David: The ENO productions you note make for quite a line-up! I'll be interested to find out what you think of the ENO production of Lady Macbeth of Mtsensk vis-a-vis Graham Vick's (which I saw at the Met and I think you also saw?). I'm glad, also, you pointed out that Strauss's wife was "a superb prima donna who gave up her singing career to look after husband and son." Reminds me a little of the treatment of Alma Mahler, who, after all, had to give up composing as a condition of marrying Mahler.

David said...

No, Sue, I haven't seen Graham Vick's production. David Pountney's served the ENO well in several seasons - the last time, Wigglesworth conducted it with such depth, and I remember jumping out of my skin at the blast of brass band launching the Passacaglia.

Constanze Mozart, Anne-Marie Nielsen and Pauline Strauss were all at the forefront of my imagination a couple of months ago, so I asked the BBCMM for the obvious - to write an article about Wives of the Great Composers, and I'm doing it shortly.

Susan Scheid said...

I'll look forward to that article.

Geo. said...

Sorry to pick nits, but methinks you meant Mary Dunleavy, rather than "Donleavy". I remember Dunleavy from several appearances at Opera Theatre of Saint Louis in the late 1990's and early 2000's. Every few years, OTSL latches on to a singer or two and seems to groom them for bigger things, by offering them plum roles after getting their feet wet either in the chorus or in a supporting role. At that time, MD was one of those singers, featured in the 2000 OTSL La Traviata and the 2003 Thais, among others. OTSL does very little R. Strauss (but we are getting Ariadne auf Naxos next year), so I wonder if Intermezzo might work well in the modest space that is the Loretto-Hilton Theater (987 seats).

That is very interesting that ENO is offering DSCH's Lady Macbeth of Mtsensk as part of its next season's repertoire. Hopefully they'll survive the latest round of administrator chaos.

David said...

Corrected, Geo. Think the name was right in the review, at least - incidental here, probably because she didn't blaze her name in lights for me. A fine light soprano voice which did everything it needed to, but the acting was tentative, especially when the music flows into spoken dialogue.

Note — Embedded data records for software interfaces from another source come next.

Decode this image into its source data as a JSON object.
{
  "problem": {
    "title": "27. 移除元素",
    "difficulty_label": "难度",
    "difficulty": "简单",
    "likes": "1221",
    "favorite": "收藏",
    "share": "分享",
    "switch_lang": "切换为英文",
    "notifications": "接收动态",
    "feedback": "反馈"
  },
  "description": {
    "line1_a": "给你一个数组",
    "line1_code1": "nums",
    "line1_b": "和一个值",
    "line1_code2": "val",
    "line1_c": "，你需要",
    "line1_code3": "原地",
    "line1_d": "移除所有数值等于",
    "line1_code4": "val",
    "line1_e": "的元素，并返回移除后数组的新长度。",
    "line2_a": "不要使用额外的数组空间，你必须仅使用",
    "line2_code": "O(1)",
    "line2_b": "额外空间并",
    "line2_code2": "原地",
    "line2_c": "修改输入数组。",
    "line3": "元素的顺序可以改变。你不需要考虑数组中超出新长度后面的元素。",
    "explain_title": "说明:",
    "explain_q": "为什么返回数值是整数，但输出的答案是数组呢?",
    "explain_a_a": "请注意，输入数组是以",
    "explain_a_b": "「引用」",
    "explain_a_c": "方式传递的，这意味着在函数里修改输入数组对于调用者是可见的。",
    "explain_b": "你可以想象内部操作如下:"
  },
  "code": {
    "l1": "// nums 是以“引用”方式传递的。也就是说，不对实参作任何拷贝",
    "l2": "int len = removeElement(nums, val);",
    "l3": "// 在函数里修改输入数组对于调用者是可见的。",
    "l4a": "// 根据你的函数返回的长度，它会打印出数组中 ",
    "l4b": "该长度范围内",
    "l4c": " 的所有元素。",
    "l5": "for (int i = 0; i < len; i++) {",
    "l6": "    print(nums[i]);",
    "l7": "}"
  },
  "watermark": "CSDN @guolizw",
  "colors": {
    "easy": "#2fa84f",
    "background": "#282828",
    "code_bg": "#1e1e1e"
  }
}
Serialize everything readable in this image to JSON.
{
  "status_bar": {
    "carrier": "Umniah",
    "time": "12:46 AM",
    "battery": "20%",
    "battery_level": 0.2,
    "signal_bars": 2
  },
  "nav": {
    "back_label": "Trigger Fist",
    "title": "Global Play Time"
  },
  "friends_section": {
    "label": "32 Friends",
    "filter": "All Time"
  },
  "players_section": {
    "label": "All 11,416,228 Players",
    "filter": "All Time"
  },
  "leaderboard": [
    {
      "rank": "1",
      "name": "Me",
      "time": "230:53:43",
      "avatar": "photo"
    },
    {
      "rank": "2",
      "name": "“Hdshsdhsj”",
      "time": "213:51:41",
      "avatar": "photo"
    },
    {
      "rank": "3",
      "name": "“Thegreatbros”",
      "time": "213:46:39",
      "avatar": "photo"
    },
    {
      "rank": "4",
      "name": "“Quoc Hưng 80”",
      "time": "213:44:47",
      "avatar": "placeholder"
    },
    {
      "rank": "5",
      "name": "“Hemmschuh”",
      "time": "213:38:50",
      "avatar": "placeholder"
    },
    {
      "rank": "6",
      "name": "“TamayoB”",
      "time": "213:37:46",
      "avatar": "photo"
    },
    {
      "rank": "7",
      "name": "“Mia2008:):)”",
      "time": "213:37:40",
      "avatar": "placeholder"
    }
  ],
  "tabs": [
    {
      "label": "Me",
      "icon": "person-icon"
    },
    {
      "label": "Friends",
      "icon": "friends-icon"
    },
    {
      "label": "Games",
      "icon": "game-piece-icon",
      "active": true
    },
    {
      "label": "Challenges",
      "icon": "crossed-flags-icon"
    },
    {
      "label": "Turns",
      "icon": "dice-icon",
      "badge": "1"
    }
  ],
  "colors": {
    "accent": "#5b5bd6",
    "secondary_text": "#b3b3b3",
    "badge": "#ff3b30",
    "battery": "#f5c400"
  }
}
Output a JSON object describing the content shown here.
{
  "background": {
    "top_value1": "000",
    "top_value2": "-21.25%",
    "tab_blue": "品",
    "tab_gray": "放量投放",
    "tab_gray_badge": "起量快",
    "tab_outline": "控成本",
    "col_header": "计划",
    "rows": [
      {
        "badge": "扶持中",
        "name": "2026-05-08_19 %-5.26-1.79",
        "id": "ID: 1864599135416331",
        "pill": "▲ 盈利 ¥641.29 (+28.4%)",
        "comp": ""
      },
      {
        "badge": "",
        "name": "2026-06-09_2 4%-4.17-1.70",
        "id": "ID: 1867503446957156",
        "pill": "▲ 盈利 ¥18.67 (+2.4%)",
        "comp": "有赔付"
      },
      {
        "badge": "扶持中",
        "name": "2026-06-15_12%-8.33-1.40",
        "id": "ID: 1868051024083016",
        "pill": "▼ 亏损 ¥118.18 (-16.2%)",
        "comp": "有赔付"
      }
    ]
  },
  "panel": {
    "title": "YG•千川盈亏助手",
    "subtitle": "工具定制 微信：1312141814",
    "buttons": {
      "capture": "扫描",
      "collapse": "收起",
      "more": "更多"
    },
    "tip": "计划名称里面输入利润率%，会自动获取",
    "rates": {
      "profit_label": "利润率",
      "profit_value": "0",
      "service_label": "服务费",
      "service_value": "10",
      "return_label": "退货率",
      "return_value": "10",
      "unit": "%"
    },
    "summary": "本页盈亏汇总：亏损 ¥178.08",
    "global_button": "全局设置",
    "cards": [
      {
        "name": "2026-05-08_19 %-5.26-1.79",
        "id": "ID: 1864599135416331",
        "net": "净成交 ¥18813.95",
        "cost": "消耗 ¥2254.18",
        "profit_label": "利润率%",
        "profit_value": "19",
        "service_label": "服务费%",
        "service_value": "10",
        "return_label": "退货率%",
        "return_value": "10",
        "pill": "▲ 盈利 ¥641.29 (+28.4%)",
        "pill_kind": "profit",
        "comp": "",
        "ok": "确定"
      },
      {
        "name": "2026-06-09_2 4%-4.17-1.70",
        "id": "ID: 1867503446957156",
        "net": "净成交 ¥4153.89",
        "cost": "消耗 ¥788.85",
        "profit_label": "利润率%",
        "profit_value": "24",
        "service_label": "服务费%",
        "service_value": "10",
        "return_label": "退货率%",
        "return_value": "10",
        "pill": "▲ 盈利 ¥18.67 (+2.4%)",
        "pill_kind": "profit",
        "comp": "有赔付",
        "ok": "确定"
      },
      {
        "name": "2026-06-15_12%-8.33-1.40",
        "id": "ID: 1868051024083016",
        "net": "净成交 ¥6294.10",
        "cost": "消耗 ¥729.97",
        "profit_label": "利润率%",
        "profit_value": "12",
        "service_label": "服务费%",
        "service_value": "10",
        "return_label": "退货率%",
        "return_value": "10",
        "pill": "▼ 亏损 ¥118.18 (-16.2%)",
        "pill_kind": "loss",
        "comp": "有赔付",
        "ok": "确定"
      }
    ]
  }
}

I wish Glyndebourne would return to Intermezzo and Capriccio with Anne Schwanewilms, who I know would accept in a flash and has that great asset shared by Lott, a beautiful voice married to the talents of a born comedienne (she was so funny and warm in interview).

ENO's artistic side ALWAYS weathers the storms, and its last season was better than ever (at least since the Powerhouse years). This one looks wonderful to me, and I know Wigglesworth will not be a disappointing successor to Gardner, who left with vine-leaves in his hair. Ominous murmurs about changes to the season after, which of course will be when the post-John Berry plans kick in. So long as they stick to the plan of one musical a year at a time when the company is usually at rest (around Easter), I can't see huge changes afoot.